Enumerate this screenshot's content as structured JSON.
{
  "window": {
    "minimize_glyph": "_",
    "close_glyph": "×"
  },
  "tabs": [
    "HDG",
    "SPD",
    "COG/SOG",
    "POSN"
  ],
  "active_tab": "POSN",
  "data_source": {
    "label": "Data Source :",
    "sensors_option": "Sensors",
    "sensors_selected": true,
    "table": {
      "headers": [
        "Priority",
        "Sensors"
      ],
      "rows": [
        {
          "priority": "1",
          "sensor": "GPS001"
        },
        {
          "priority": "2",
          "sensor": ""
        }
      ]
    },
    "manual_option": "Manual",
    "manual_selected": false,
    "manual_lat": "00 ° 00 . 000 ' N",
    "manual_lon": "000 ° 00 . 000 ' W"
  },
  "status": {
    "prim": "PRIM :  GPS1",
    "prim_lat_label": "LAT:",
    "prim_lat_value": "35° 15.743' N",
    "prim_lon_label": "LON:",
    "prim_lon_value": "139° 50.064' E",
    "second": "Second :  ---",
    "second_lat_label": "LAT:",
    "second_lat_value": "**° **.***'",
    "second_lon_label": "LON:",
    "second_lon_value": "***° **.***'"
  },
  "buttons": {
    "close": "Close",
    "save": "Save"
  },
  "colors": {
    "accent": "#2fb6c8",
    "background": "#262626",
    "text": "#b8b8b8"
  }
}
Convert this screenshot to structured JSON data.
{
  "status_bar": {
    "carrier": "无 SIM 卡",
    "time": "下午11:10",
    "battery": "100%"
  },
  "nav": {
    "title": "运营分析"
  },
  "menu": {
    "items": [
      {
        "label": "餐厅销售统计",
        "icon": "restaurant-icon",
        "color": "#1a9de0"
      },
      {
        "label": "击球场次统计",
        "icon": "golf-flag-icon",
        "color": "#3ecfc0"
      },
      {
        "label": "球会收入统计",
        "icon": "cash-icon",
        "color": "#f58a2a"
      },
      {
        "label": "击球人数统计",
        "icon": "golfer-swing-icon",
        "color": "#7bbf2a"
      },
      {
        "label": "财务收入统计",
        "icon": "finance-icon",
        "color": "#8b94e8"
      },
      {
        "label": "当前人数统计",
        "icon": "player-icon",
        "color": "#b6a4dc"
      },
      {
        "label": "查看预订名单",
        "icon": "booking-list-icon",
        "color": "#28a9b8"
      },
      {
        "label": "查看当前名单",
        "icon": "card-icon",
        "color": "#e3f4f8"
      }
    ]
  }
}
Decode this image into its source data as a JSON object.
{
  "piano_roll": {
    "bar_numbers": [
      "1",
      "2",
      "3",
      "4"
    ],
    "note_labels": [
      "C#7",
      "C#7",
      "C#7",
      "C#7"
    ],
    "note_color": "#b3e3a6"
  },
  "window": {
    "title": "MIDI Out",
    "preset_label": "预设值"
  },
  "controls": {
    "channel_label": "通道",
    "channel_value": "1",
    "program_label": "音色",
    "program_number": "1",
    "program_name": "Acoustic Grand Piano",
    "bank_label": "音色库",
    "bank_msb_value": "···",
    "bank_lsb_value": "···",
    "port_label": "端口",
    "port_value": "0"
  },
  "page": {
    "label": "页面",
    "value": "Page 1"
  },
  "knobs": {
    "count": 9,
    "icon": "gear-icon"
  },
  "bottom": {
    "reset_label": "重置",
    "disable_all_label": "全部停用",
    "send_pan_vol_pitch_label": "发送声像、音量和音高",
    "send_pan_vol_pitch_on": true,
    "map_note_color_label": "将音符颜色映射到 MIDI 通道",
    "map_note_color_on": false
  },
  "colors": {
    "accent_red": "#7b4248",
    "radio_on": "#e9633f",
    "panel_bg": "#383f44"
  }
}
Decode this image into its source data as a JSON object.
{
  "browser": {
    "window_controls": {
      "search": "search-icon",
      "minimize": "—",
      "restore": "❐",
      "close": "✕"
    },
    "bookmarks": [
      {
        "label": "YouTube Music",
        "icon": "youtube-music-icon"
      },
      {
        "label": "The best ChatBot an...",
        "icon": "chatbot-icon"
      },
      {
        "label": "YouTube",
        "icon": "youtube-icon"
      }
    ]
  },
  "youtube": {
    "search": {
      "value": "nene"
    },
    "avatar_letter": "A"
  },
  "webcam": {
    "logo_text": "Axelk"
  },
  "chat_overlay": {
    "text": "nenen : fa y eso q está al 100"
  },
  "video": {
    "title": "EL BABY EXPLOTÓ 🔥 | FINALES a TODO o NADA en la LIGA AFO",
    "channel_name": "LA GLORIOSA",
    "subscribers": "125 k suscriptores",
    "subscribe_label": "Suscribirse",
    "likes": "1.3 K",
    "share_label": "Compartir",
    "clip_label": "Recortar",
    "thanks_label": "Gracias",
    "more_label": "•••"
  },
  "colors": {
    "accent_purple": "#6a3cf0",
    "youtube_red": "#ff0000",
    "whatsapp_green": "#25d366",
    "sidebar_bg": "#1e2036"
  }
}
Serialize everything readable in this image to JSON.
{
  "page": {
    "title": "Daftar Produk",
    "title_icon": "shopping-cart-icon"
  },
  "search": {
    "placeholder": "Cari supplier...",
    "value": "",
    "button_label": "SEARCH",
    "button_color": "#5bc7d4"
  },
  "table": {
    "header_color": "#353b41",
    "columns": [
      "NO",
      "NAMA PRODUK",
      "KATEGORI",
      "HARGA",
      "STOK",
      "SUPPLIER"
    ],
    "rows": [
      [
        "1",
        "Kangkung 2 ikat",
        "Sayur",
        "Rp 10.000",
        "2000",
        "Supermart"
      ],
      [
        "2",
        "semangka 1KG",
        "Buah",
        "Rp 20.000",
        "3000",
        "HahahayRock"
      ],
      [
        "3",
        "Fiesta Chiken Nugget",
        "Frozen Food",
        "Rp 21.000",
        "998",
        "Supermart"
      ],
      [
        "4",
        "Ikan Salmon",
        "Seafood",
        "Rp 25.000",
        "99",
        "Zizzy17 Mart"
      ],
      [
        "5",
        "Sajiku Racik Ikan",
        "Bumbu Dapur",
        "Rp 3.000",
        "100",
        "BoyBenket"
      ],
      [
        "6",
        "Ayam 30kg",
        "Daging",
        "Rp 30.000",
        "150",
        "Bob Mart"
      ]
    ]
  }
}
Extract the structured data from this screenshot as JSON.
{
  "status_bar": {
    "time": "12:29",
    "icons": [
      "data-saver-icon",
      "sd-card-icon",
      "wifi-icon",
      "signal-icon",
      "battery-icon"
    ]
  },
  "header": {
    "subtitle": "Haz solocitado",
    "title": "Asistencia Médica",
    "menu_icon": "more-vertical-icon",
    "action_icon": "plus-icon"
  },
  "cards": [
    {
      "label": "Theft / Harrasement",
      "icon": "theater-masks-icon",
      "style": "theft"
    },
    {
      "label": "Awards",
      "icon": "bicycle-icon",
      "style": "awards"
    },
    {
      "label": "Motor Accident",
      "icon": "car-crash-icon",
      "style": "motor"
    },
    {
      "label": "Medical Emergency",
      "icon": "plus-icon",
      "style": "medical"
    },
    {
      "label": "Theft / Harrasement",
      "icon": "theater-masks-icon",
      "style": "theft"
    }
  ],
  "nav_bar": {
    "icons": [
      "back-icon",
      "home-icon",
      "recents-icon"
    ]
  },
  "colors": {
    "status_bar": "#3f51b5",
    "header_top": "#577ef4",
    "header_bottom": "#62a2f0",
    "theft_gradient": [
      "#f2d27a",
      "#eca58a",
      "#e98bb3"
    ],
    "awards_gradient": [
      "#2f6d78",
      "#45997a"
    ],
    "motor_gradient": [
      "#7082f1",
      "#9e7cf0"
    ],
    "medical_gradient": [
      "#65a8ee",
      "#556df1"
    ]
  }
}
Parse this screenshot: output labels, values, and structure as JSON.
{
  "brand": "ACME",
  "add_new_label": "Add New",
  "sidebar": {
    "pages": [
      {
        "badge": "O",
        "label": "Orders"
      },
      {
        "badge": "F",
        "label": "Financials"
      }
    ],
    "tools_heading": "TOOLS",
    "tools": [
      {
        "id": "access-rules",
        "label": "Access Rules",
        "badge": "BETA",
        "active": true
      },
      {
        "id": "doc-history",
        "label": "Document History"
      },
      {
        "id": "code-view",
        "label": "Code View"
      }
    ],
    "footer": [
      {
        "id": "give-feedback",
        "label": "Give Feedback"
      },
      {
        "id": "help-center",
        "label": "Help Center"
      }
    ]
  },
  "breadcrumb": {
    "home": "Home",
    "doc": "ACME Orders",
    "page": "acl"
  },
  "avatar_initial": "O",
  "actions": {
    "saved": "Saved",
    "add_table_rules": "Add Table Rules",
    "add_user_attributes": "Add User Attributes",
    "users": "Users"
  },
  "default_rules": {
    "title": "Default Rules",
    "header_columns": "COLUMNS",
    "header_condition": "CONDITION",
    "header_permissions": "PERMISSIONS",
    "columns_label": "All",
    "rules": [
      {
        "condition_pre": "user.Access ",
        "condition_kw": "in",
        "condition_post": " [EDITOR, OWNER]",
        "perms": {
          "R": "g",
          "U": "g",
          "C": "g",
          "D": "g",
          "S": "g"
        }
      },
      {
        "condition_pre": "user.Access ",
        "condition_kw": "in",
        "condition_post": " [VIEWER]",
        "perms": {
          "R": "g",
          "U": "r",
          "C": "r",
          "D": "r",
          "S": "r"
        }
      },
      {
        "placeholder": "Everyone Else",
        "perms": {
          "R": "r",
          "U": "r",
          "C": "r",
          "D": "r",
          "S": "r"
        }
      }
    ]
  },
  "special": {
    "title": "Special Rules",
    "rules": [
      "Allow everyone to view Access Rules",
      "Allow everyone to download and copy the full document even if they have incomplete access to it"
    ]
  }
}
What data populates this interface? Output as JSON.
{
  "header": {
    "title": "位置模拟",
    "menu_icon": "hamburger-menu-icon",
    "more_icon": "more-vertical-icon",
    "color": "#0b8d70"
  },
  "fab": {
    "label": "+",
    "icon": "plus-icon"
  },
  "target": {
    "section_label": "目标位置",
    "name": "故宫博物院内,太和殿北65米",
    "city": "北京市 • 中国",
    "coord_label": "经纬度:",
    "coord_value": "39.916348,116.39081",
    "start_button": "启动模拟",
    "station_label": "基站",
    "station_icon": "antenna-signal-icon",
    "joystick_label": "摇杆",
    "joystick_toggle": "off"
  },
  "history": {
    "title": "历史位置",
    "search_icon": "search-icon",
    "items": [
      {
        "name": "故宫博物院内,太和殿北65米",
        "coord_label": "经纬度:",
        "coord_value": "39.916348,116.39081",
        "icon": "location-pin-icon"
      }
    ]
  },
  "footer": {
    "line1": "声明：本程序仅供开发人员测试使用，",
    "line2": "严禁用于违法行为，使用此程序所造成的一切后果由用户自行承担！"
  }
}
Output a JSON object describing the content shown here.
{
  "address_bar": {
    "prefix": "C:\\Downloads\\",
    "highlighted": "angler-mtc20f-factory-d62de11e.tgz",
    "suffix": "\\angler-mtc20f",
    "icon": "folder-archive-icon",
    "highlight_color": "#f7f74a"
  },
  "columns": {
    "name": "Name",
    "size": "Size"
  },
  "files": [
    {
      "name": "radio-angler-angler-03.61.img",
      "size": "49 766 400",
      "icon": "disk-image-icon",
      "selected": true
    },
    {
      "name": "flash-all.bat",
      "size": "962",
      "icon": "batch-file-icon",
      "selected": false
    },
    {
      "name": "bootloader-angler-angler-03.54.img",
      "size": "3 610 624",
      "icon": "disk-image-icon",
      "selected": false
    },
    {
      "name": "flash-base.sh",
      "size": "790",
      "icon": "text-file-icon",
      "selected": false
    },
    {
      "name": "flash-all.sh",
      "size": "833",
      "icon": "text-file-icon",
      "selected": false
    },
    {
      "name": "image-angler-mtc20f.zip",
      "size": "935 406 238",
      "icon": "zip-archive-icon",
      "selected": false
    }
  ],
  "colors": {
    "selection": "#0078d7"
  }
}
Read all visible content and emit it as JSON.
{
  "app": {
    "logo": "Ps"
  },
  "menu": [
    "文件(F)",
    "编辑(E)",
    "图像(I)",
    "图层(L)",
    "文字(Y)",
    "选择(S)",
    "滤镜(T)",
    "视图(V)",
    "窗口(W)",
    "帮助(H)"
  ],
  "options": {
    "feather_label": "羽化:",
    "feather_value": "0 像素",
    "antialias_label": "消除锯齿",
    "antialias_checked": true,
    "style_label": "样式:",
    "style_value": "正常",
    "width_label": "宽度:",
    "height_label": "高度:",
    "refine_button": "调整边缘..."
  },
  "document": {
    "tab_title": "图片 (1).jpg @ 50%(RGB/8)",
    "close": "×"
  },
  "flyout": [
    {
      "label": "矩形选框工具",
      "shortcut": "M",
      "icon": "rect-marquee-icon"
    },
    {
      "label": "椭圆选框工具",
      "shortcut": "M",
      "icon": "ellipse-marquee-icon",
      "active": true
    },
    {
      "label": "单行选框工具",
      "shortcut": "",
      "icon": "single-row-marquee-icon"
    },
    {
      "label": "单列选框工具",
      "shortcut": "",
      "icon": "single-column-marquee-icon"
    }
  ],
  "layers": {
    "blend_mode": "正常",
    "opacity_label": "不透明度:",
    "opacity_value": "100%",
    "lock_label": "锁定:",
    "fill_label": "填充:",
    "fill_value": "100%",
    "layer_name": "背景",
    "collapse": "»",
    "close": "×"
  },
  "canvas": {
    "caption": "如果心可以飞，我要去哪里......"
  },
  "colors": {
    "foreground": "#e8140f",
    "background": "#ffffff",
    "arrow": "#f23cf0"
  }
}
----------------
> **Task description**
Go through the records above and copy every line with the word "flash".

> **Answer below**
      "name": "flash-all.bat",
      "name": "flash-base.sh",
      "name": "flash-all.sh",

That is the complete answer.